Even with a comprehensive, automated risk mitigation tool, securing your business model requires mindfulness and attention. This kind of dynamism can help your bottom line by offering a range of convenient, compliant, and safe customer experiences with minimal friction and high conversion, while also freeing up resources that can be reallocated into your growth plans. 

Sir Pryce Pryce-Jones’ domination of all the available channels of his time (two) allowed him to put resources into scaling, offering his catalog goods from Australia to the USA, with same-day delivery in England.

The first omnichannel strategy took him to the dizzying heights of international fame, knighthood, and the invention of the sleeping bag. He never would have been able to revolutionize both commerce and sleepover parties if the scaling of Pryce Pryce-Jones LTD had been disturbed by fraud.


  • Guruscoach: 65 Omnichannel Statistics 2022 – Marketing & Customer Experience (
  • InvescPro: Buy Online Pick Up In Store – Statistics and Trends
  • GlobeNewsWire: The Worldwide Buy Online Pick Up in Store Industry is Expected to Reach $703 Billion by 2027

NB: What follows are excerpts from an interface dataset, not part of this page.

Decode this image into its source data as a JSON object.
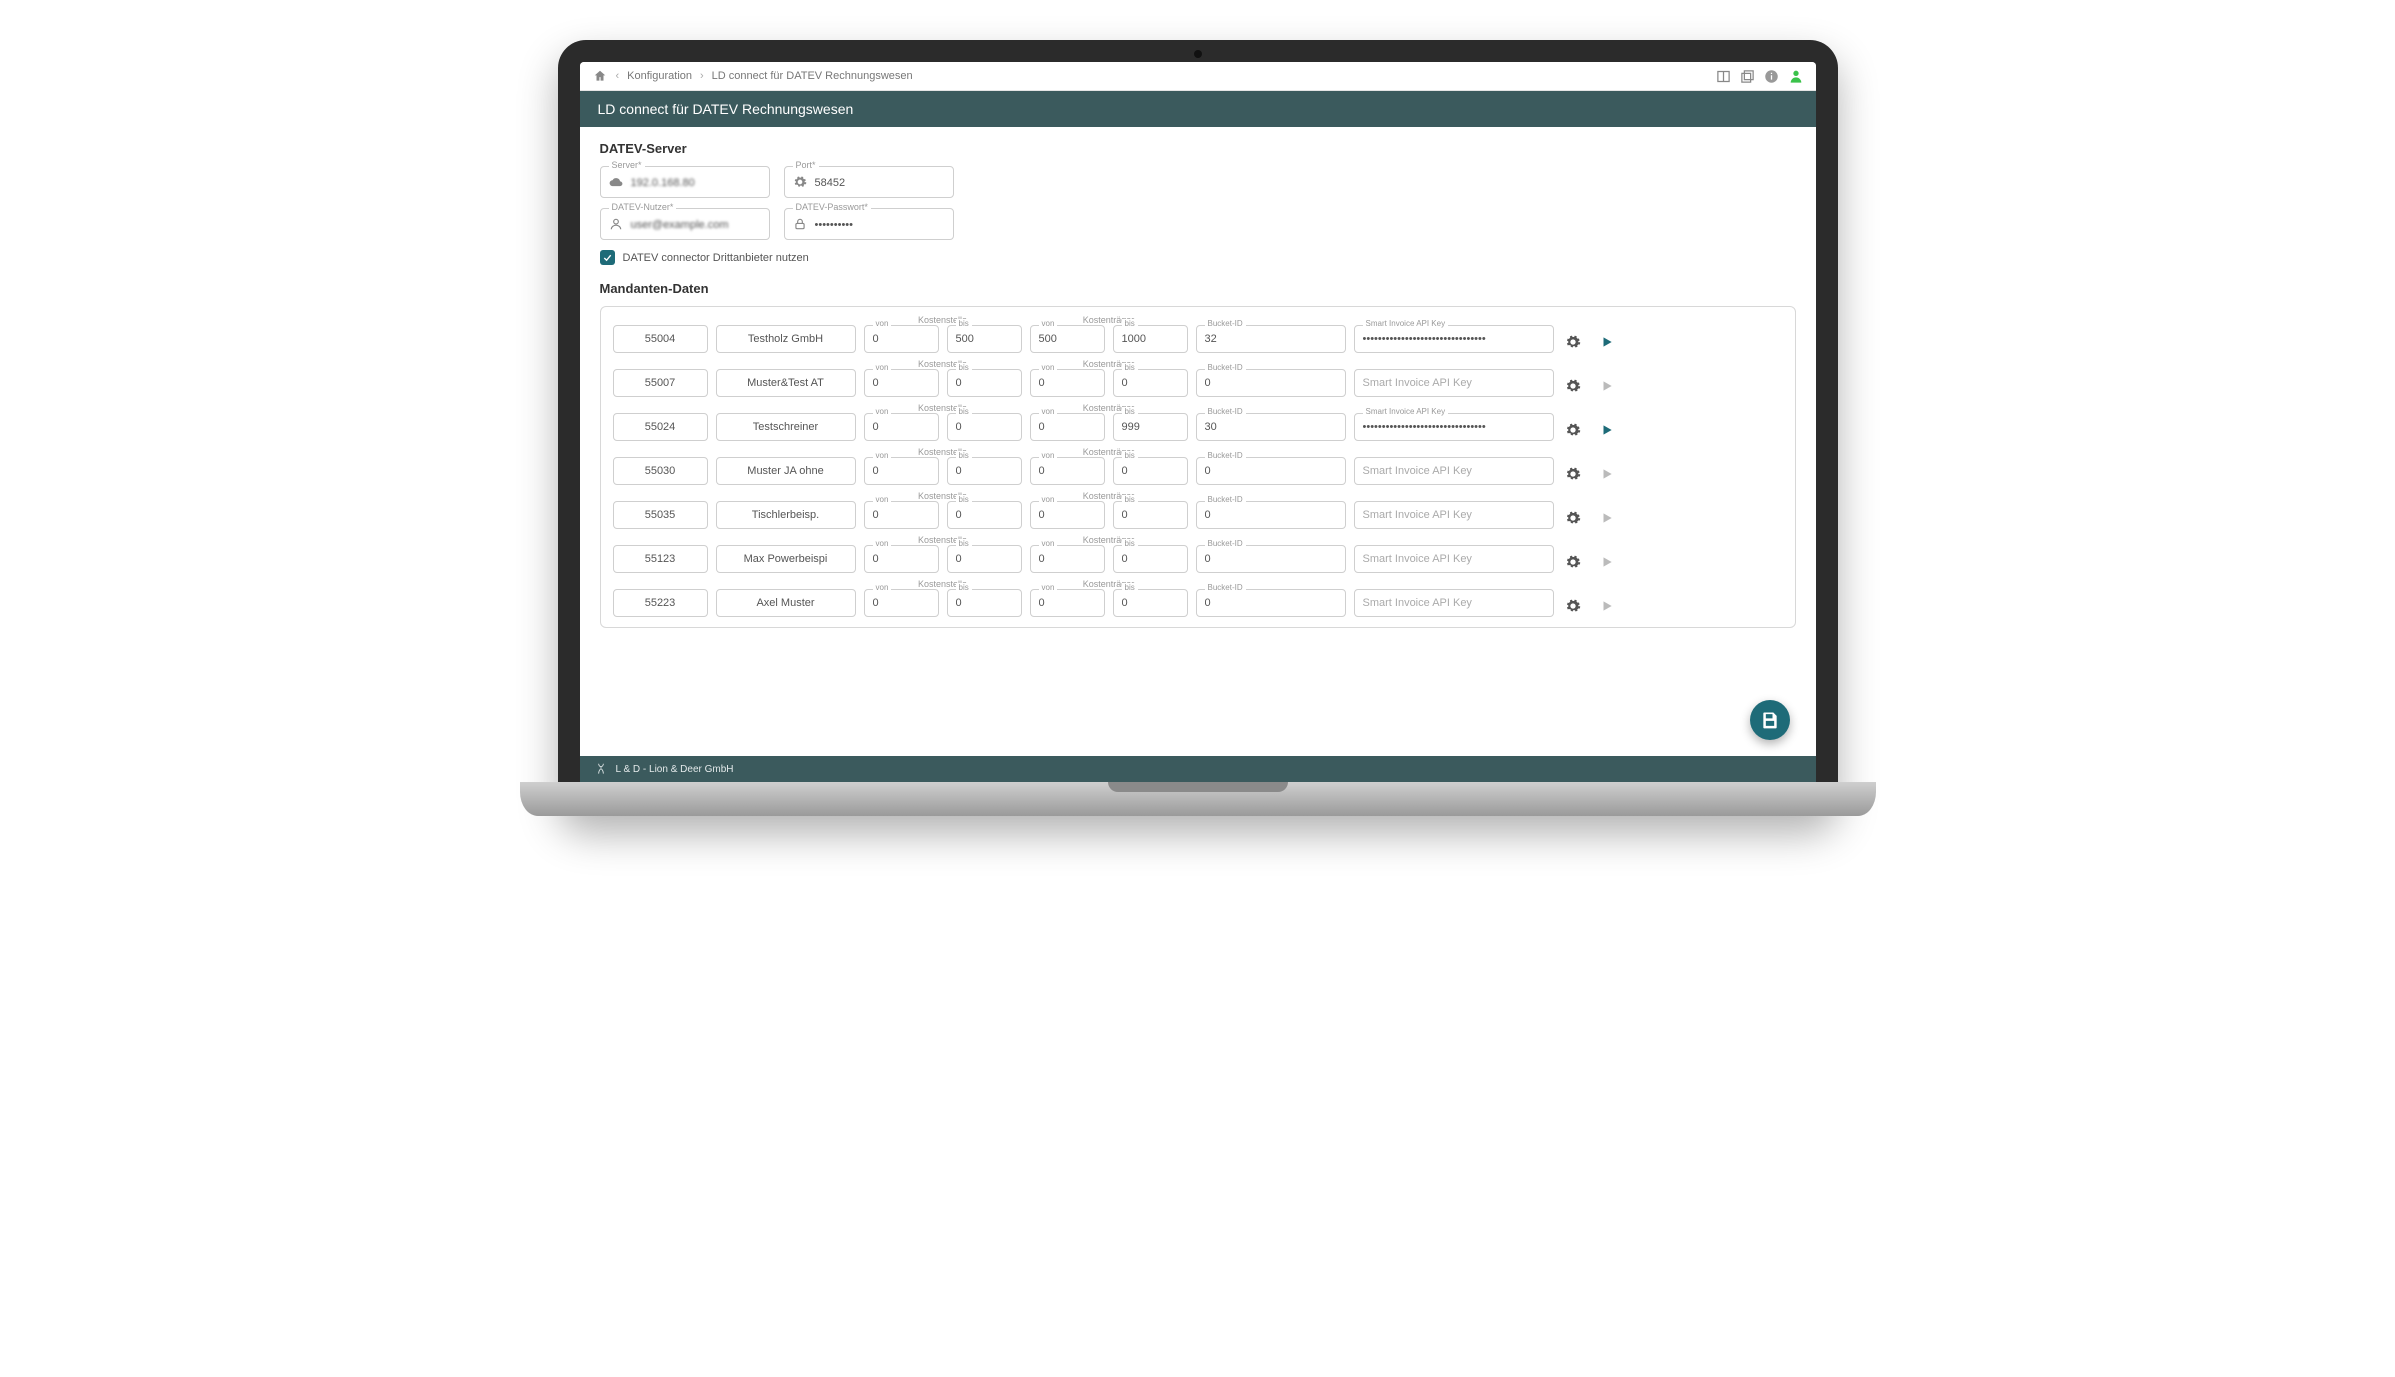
{
  "breadcrumb": {
    "level1": "Konfiguration",
    "level2": "LD connect für DATEV Rechnungswesen"
  },
  "title": "LD connect für DATEV Rechnungswesen",
  "server_section": {
    "heading": "DATEV-Server",
    "server_label": "Server*",
    "server_value": "192.0.168.80",
    "port_label": "Port*",
    "port_value": "58452",
    "user_label": "DATEV-Nutzer*",
    "user_value": "user@example.com",
    "password_label": "DATEV-Passwort*",
    "password_value": "••••••••••",
    "checkbox_label": "DATEV connector Drittanbieter nutzen",
    "checkbox_checked": true
  },
  "mandanten": {
    "heading": "Mandanten-Daten",
    "col_labels": {
      "kostenstelle": "Kostenstelle",
      "kostentraeger": "Kostenträger",
      "von": "von",
      "bis": "bis",
      "bucket": "Bucket-ID",
      "apikey": "Smart Invoice API Key"
    },
    "api_placeholder": "Smart Invoice API Key",
    "rows": [
      {
        "id": "55004",
        "name": "Testholz GmbH",
        "ks_von": "0",
        "ks_bis": "500",
        "kt_von": "500",
        "kt_bis": "1000",
        "bucket": "32",
        "apikey": "••••••••••••••••••••••••••••••••",
        "play_active": true
      },
      {
        "id": "55007",
        "name": "Muster&Test AT",
        "ks_von": "0",
        "ks_bis": "0",
        "kt_von": "0",
        "kt_bis": "0",
        "bucket": "0",
        "apikey": "",
        "play_active": false
      },
      {
        "id": "55024",
        "name": "Testschreiner",
        "ks_von": "0",
        "ks_bis": "0",
        "kt_von": "0",
        "kt_bis": "999",
        "bucket": "30",
        "apikey": "••••••••••••••••••••••••••••••••",
        "play_active": true
      },
      {
        "id": "55030",
        "name": "Muster JA ohne",
        "ks_von": "0",
        "ks_bis": "0",
        "kt_von": "0",
        "kt_bis": "0",
        "bucket": "0",
        "apikey": "",
        "play_active": false
      },
      {
        "id": "55035",
        "name": "Tischlerbeisp.",
        "ks_von": "0",
        "ks_bis": "0",
        "kt_von": "0",
        "kt_bis": "0",
        "bucket": "0",
        "apikey": "",
        "play_active": false
      },
      {
        "id": "55123",
        "name": "Max Powerbeispi",
        "ks_von": "0",
        "ks_bis": "0",
        "kt_von": "0",
        "kt_bis": "0",
        "bucket": "0",
        "apikey": "",
        "play_active": false
      },
      {
        "id": "55223",
        "name": "Axel Muster",
        "ks_von": "0",
        "ks_bis": "0",
        "kt_von": "0",
        "kt_bis": "0",
        "bucket": "0",
        "apikey": "",
        "play_active": false
      }
    ]
  },
  "footer_text": "L & D - Lion & Deer GmbH"
}
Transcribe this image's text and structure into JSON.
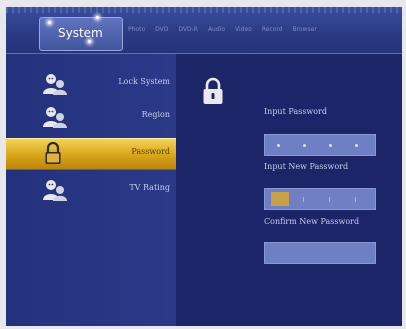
{
  "header": {
    "active_tab": "System",
    "tabs": [
      "Photo",
      "DVD",
      "DVD-R",
      "Audio",
      "Video",
      "Record",
      "Browser"
    ]
  },
  "sidebar": {
    "items": [
      {
        "label": "Lock System",
        "icon": "user-icon",
        "selected": false
      },
      {
        "label": "Region",
        "icon": "user-icon",
        "selected": false
      },
      {
        "label": "Password",
        "icon": "lock-icon",
        "selected": true
      },
      {
        "label": "TV Rating",
        "icon": "user-icon",
        "selected": false
      }
    ]
  },
  "content": {
    "icon": "lock-icon",
    "input_password_label": "Input Password",
    "input_new_password_label": "Input New Password",
    "confirm_new_password_label": "Confirm New Password"
  },
  "colors": {
    "background": "#1a2466",
    "selected_item": "#d8a418",
    "field_box": "#6e7fc4",
    "text": "#c7cdeb"
  }
}
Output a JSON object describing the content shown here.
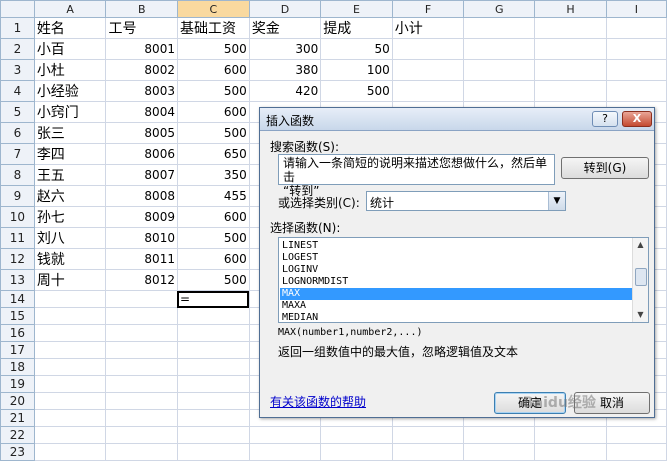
{
  "columns": [
    "A",
    "B",
    "C",
    "D",
    "E",
    "F",
    "G",
    "H",
    "I"
  ],
  "selected_column": "C",
  "rows": [
    {
      "n": "1",
      "a": "姓名",
      "b": "工号",
      "c": "基础工资",
      "d": "奖金",
      "e": "提成",
      "f": "小计"
    },
    {
      "n": "2",
      "a": "小百",
      "b": "8001",
      "c": "500",
      "d": "300",
      "e": "50",
      "f": ""
    },
    {
      "n": "3",
      "a": "小杜",
      "b": "8002",
      "c": "600",
      "d": "380",
      "e": "100",
      "f": ""
    },
    {
      "n": "4",
      "a": "小经验",
      "b": "8003",
      "c": "500",
      "d": "420",
      "e": "500",
      "f": ""
    },
    {
      "n": "5",
      "a": "小窍门",
      "b": "8004",
      "c": "600",
      "d": "300",
      "e": "200",
      "f": ""
    },
    {
      "n": "6",
      "a": "张三",
      "b": "8005",
      "c": "500",
      "d": "",
      "e": "",
      "f": ""
    },
    {
      "n": "7",
      "a": "李四",
      "b": "8006",
      "c": "650",
      "d": "",
      "e": "",
      "f": ""
    },
    {
      "n": "8",
      "a": "王五",
      "b": "8007",
      "c": "350",
      "d": "",
      "e": "",
      "f": ""
    },
    {
      "n": "9",
      "a": "赵六",
      "b": "8008",
      "c": "455",
      "d": "",
      "e": "",
      "f": ""
    },
    {
      "n": "10",
      "a": "孙七",
      "b": "8009",
      "c": "600",
      "d": "",
      "e": "",
      "f": ""
    },
    {
      "n": "11",
      "a": "刘八",
      "b": "8010",
      "c": "500",
      "d": "",
      "e": "",
      "f": ""
    },
    {
      "n": "12",
      "a": "钱就",
      "b": "8011",
      "c": "600",
      "d": "",
      "e": "",
      "f": ""
    },
    {
      "n": "13",
      "a": "周十",
      "b": "8012",
      "c": "500",
      "d": "",
      "e": "",
      "f": ""
    },
    {
      "n": "14",
      "a": "",
      "b": "",
      "c": "=",
      "d": "",
      "e": "",
      "f": ""
    },
    {
      "n": "15",
      "a": "",
      "b": "",
      "c": "",
      "d": "",
      "e": "",
      "f": ""
    },
    {
      "n": "16",
      "a": "",
      "b": "",
      "c": "",
      "d": "",
      "e": "",
      "f": ""
    },
    {
      "n": "17",
      "a": "",
      "b": "",
      "c": "",
      "d": "",
      "e": "",
      "f": ""
    },
    {
      "n": "18",
      "a": "",
      "b": "",
      "c": "",
      "d": "",
      "e": "",
      "f": ""
    },
    {
      "n": "19",
      "a": "",
      "b": "",
      "c": "",
      "d": "",
      "e": "",
      "f": ""
    },
    {
      "n": "20",
      "a": "",
      "b": "",
      "c": "",
      "d": "",
      "e": "",
      "f": ""
    },
    {
      "n": "21",
      "a": "",
      "b": "",
      "c": "",
      "d": "",
      "e": "",
      "f": ""
    },
    {
      "n": "22",
      "a": "",
      "b": "",
      "c": "",
      "d": "",
      "e": "",
      "f": ""
    },
    {
      "n": "23",
      "a": "",
      "b": "",
      "c": "",
      "d": "",
      "e": "",
      "f": ""
    }
  ],
  "dialog": {
    "title": "插入函数",
    "help_btn": "?",
    "close_btn": "X",
    "search_label": "搜索函数(S):",
    "search_text_line1": "请输入一条简短的说明来描述您想做什么，然后单击",
    "search_text_line2": "“转到”",
    "goto_btn": "转到(G)",
    "category_label": "或选择类别(C):",
    "category_value": "统计",
    "function_label": "选择函数(N):",
    "functions": [
      "LINEST",
      "LOGEST",
      "LOGINV",
      "LOGNORMDIST",
      "MAX",
      "MAXA",
      "MEDIAN"
    ],
    "selected_function": "MAX",
    "signature": "MAX(number1,number2,...)",
    "description": "返回一组数值中的最大值，忽略逻辑值及文本",
    "help_link": "有关该函数的帮助",
    "ok_btn": "确定",
    "cancel_btn": "取消"
  },
  "watermark": "Baidu经验",
  "colors": {
    "header_bg": "#eef2f8",
    "selected_header": "#f9d99f",
    "grid_line": "#d0d7e5",
    "list_selection": "#3399ff",
    "link": "#0000cc"
  }
}
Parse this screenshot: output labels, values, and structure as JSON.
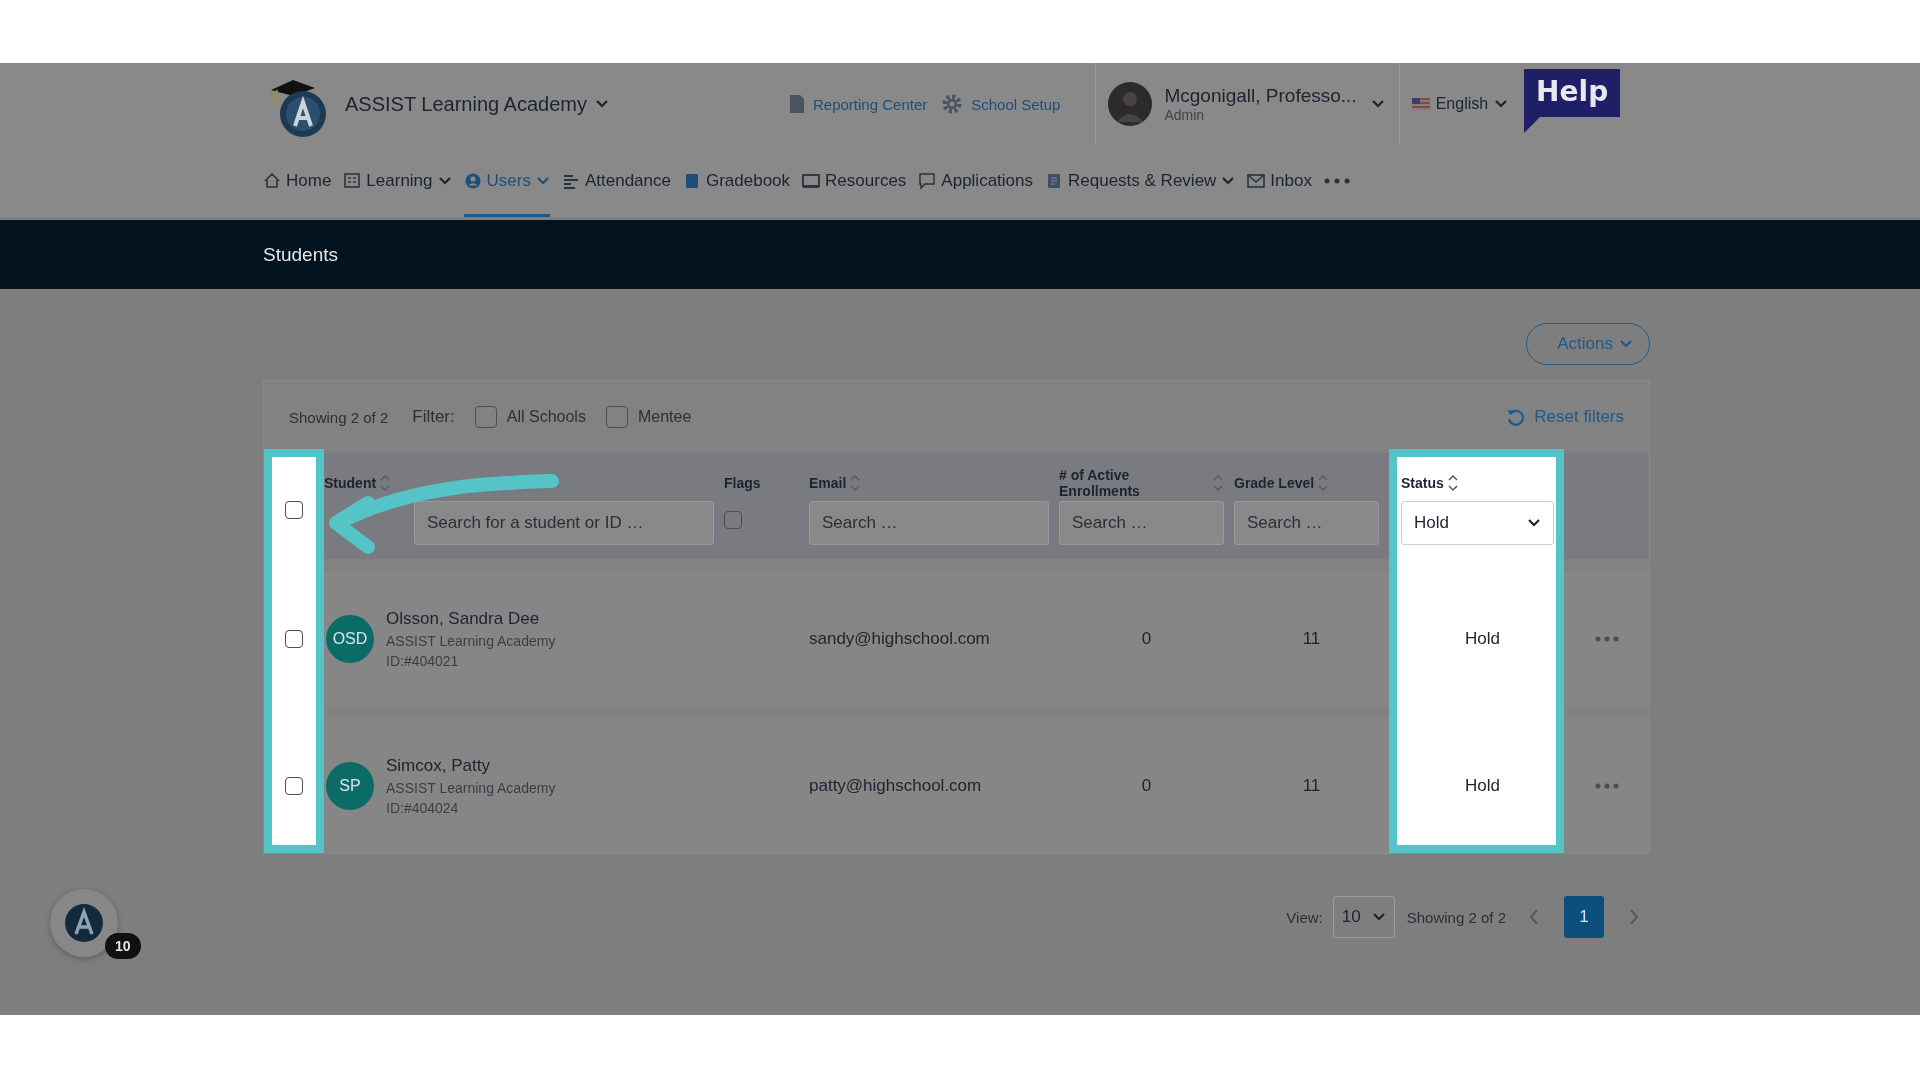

Share article

Speak with a fraud fighter.

Click here

Author avatar
Eric Gressman

Eric Gressman is a Korean-American author and tech writer, with presentation skills remaining from a teaching career. He fights fraud from East London, where he is often mistaken for a ramen chef or Chinese restaurateur.

Sign up for our newsletter

The top stories of the month delivered straight to your inbox